“It was a blessing in disguise,” he said.
“It’s a good lesson in life that sometimes when you’re going through difficult times, you don’t see how you’re going to come out of it, but it all works out in the end … I can’t tell you the number of people who reached out to us to offer help … the communal support was overwhelming.

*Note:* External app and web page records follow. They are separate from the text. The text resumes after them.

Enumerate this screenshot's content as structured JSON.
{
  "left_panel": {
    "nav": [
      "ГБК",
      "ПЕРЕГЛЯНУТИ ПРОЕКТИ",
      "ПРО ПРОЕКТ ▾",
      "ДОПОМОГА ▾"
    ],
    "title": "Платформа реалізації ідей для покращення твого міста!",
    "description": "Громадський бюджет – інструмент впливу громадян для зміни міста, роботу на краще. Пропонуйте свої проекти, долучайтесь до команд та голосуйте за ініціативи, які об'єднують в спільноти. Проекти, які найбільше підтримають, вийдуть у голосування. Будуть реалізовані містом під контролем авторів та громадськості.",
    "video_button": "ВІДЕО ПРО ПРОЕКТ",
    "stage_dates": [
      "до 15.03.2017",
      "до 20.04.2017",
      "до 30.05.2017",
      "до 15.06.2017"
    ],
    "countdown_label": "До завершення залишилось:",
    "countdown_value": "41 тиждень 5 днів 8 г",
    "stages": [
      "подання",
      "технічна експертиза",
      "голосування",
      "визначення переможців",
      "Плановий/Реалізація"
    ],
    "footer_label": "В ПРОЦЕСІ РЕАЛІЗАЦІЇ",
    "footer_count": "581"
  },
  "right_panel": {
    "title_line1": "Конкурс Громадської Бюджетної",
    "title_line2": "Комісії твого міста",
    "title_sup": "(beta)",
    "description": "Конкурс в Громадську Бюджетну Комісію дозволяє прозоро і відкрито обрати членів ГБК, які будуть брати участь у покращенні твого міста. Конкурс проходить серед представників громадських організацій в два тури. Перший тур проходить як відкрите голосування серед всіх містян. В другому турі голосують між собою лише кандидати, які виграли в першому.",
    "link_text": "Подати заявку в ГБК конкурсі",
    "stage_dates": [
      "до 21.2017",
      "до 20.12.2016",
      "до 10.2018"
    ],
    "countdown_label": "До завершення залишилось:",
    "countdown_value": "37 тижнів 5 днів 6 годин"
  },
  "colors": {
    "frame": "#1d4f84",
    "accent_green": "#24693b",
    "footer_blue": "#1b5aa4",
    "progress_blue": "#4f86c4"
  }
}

That momentary emotional feeling of devastation and sadness was immediately replaced by a feeling of loving kindness and community, and it was just an incredible experience.”
Despite the much improved facility, Scarowsky said that of course he would have preferred the fire had not happened.
In order to prevent future break-ins, Scarowsky has upped security at the NCSY Centre, including the installation of an alarm that’s hardwired directly to the city’s first responders.
This coming year, Scarowsky is looking forward to celebrating the 10th anniversary of Torah High, which had 111 students enrolled during the last school year, an all-time high.
Torah High actually had its 10th anniversary, but, due to the fire, it had to be put off in order to rebuild the facility and focus on the immediate future.
“We’re going to celebrate what our alumni have accomplished and show the community the impact of our programming as well as celebrate all of the people who have been involved and who have taken Torah High to where it is today,” he said. “This will hopefully show the community how their partnership with us has gone and showcase the fruits of our labour … which is building a Jewish tomorrow.”